Are you ready to become a better writer, immediately? It may seem like a gimmick, or simply too good to be true—but you can.
The trick to being a better writer—starting right now—is to give yourself permission to be a terrible, awful, unreadable, embarrassingly untalented writer. Don’t put your best foot forward; instead, kick out your worst version of a first draft.
Why should you embrace a bad first draft to become a better writer? Here are four reasons:
You can turn off your inner critic, become bolder, and take more risks. Writing is a two-phase process. In the first stage of writing something new, you experiment. You build up and invent. The first part of the writing process can be a generative, creative experience.
But when self-censure sneaks in (What a terrible sentence! Why would you even write something like that?), all of your good, creative energy can crumble beneath the weight of self-imposed judgment.
By deliberately setting out to write something that isn’t very good, you can silence inner critical voices and increase the possibility that your writing session will be productive.
You might be surprised by what happens when you allow yourself to do anything. If you write with an editor’s voice in the back of your mind, you might be inclined to follow a pre-established pathway toward a specific end. But letting go of your inner editor may lead you into exciting new territories the same way turning off a GPS system gives you the freedom to explore new roads. Let the freewriting adventure begin!
You can put research on the back burner. If you’re putting on the brakes every time you bump into a new element that needs researching (When were telephones invented? What kinds of flowers grow in this region?), then you’re interrupting your creative flow. Asking your self-aware, editorial brain to share the wheel with the creative side of your brain might just lead your dual drivers to crash. Do the research needed to begin writing, then write without looking back at it. Add in research details later.
You can pinpoint the spine (or heart) of your work more easily. When you write without trying to create beautiful, meaningful text, you can more easily see what’s hidden beneath the words—instead of being distracted by layers of revisions and “good writing.” Secret character motivations, the momentum possibilities of a scene, and opportunities for emotional exploration can leap out at you.
It’s Good To Be Bad—But Then Be Good
While it’s essential to embrace the joy of writing a crummy first draft, most professional writers agree that the bulk of their improvements to a piece are made during the editorial process. As James A. Michener puts it: “I’m not a very good writer, but I’m an excellent rewriter.”
To bring out your editorial talents, check out this article: NaNoEdMo: The Best Ways To Become A Better Editor.
QUESTION: Which part of the writing process do you like better: the writing or the editing?
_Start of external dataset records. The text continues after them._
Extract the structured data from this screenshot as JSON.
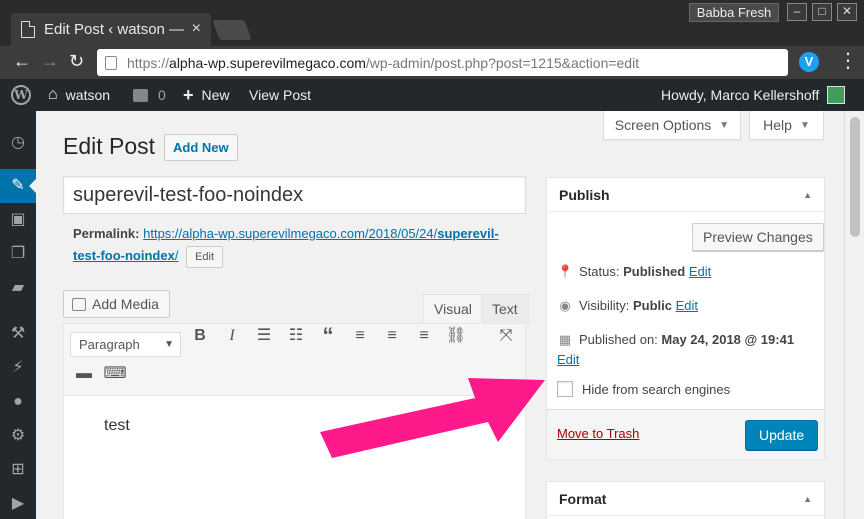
{
  "browser": {
    "tab_title": "Edit Post ‹ watson —",
    "tab_close": "×",
    "profile_name": "Babba Fresh",
    "minimize": "–",
    "maximize": "□",
    "close": "✕",
    "back": "←",
    "forward": "→",
    "reload": "↻",
    "url_scheme": "https://",
    "url_host": "alpha-wp.superevilmegaco.com",
    "url_path": "/wp-admin/post.php?post=1215&action=edit",
    "extension_letter": "V",
    "menu": "⋮"
  },
  "adminbar": {
    "site_name": "watson",
    "comments_count": "0",
    "new_label": "New",
    "view_post": "View Post",
    "howdy": "Howdy, Marco Kellershoff"
  },
  "sidebar": {
    "icons": [
      "dashboard-icon",
      "posts-icon",
      "media-icon",
      "pages-icon",
      "comments-icon",
      "appearance-icon",
      "plugins-icon",
      "users-icon",
      "tools-icon",
      "settings-icon",
      "collapse-icon"
    ]
  },
  "screen_meta": {
    "screen_options": "Screen Options",
    "help": "Help"
  },
  "header": {
    "title": "Edit Post",
    "add_new": "Add New"
  },
  "post": {
    "title": "superevil-test-foo-noindex",
    "permalink_label": "Permalink:",
    "permalink_base": "https://alpha-wp.superevilmegaco.com/2018/05/24/",
    "permalink_slug": "superevil-test-foo-noindex",
    "permalink_end": "/",
    "edit_slug": "Edit"
  },
  "editor": {
    "add_media": "Add Media",
    "tab_visual": "Visual",
    "tab_text": "Text",
    "format_select": "Paragraph",
    "content": "test"
  },
  "publish": {
    "heading": "Publish",
    "preview": "Preview Changes",
    "status_label": "Status:",
    "status_value": "Published",
    "visibility_label": "Visibility:",
    "visibility_value": "Public",
    "published_label": "Published on:",
    "published_value": "May 24, 2018 @ 19:41",
    "edit": "Edit",
    "hide_search": "Hide from search engines",
    "trash": "Move to Trash",
    "update": "Update"
  },
  "format_box": {
    "heading": "Format"
  },
  "colors": {
    "wp_blue": "#0073aa",
    "update_button": "#0085ba",
    "arrow": "#ff1a8c"
  }
}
This article was exactly what I needed to hear right now. I’ve been editing my manuscript, but the other day I wanted to work on something different and to simply write. I struggled. It was hard to get the words out but at least I got something on the page. Now, I have permission to write poorly. Thank you, it is rather refreshing.